Published Jan 01, 2006Her 2001 sophomore solo disc, Barricades & Brickwalls, catapulted this songstress to major stardom in her Australian homeland and earned her a significant alt-country audience in North America. An extended maternity break has not diluted her creative powers, as this superb new disc confirms. Chambers is often compared to Lucinda Williams, a key musical influence, but their voices are quite different. Kasey's has a timbre closer to Nanci Griffiths, but it never strays from sweet to cloying or sentimental. She has blossomed into an accomplished songwriter too. As befitting a girl from the Australian outback, she is a straight shooter, direct and frank. "This is not Hollywood, this is my life," she declares in "Hollywood," and there is nothing false in her depictions. Chambers wrote all 14 songs on Wayward Angel, three in tandem with her partner Cori Hopper, and there is plenty of variety in the material. "Paper Aeroplane" is a haunting ballad featuring just piano and voice, while other tracks like "Follow You Home" and "Like A River" have a full-blooded band sound. Aside from ace American guitarist Steuart Smith (Rosanne Cash), all the players are Australian and they prove quite the equal of any Nashville cats. Similarly, the production of Nash Chambers (Kasey's brother) is more than competent. A sweet treat indeed.
How would you describe your songwriting process? I don't really think about songwriting that much. I'm not one of those people that get up and write every day, though I wish I could be a little more disciplined. The songs just come out when they want to and sometimes they end up on an album. Songwriting is like a little therapy session for me and the idea that I can get to do my own songs is quite flattering.
Speaking of flattery, has the praise you've got from peers and inspirations like Lucinda Williams, Emmylou Harris and Steve Earle been gratifying? It has been amazing. I have looked up to those people for such a long time. Over the years, I have likely covered 15 Lucinda songs. To then open up a big tour for her and have her sing on my album [Barricades & Brickwalls] is such a spin out. I certainly never imagined that would happen.

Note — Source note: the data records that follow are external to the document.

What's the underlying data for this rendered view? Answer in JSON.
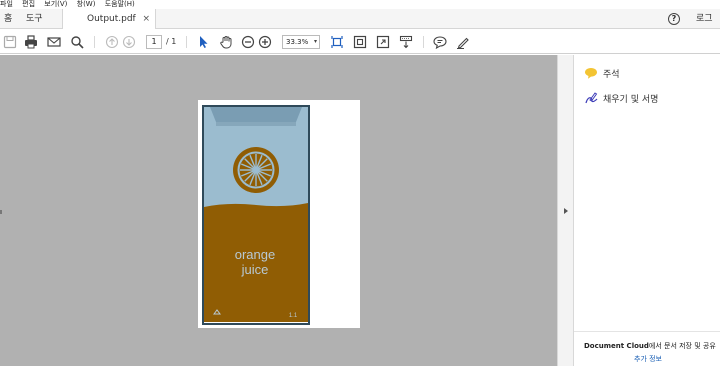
{
  "menu": {
    "items": [
      "파일",
      "편집",
      "보기(V)",
      "창(W)",
      "도움말(H)"
    ]
  },
  "tabs": {
    "home": "홈",
    "tools": "도구",
    "document": "Output.pdf",
    "close_glyph": "×"
  },
  "header": {
    "help_glyph": "?",
    "login": "로그인"
  },
  "toolbar": {
    "page_current": "1",
    "page_total": "/ 1",
    "zoom": "33.3%",
    "zoom_caret": "▾",
    "icons": [
      "save-icon",
      "print-icon",
      "email-icon",
      "search-icon",
      "prev-page-icon",
      "next-page-icon",
      "select-arrow-icon",
      "hand-tool-icon",
      "zoom-out-icon",
      "zoom-in-icon",
      "fit-page-icon",
      "marquee-zoom-icon",
      "full-screen-icon",
      "scroll-mode-icon",
      "comment-icon",
      "sign-icon"
    ]
  },
  "document": {
    "carton_text_line1": "orange",
    "carton_text_line2": "juice",
    "carton_corner_number": "1.1",
    "colors": {
      "carton_top": "#9bbccf",
      "carton_bottom": "#905d04",
      "outline": "#2f4a5a",
      "slice": "#905d04",
      "text": "#b8c9d4"
    }
  },
  "right_panel": {
    "comment_label": "주석",
    "fill_sign_label": "채우기 및 서명",
    "cloud_bold": "Document Cloud",
    "cloud_rest": "에서 문서 저장 및 공유",
    "more_info": "추가 정보",
    "accent": "#1a5fb4",
    "comment_color": "#f3c433",
    "sign_color": "#3d3db8"
  }
}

When you were playing in rural Australia in your familys group, the Dead Ringer Band, did you ever predict you'd find success in North America? To be honest I have never really been ambitious in any way, shape or form. I didn't even think I'd have the career I've had in Australia. I never thought anyone in America would be interested in listening to some girl from the outback singing their music. It's so nice to know you can go over there and find that people are willing to accept you. (EMI)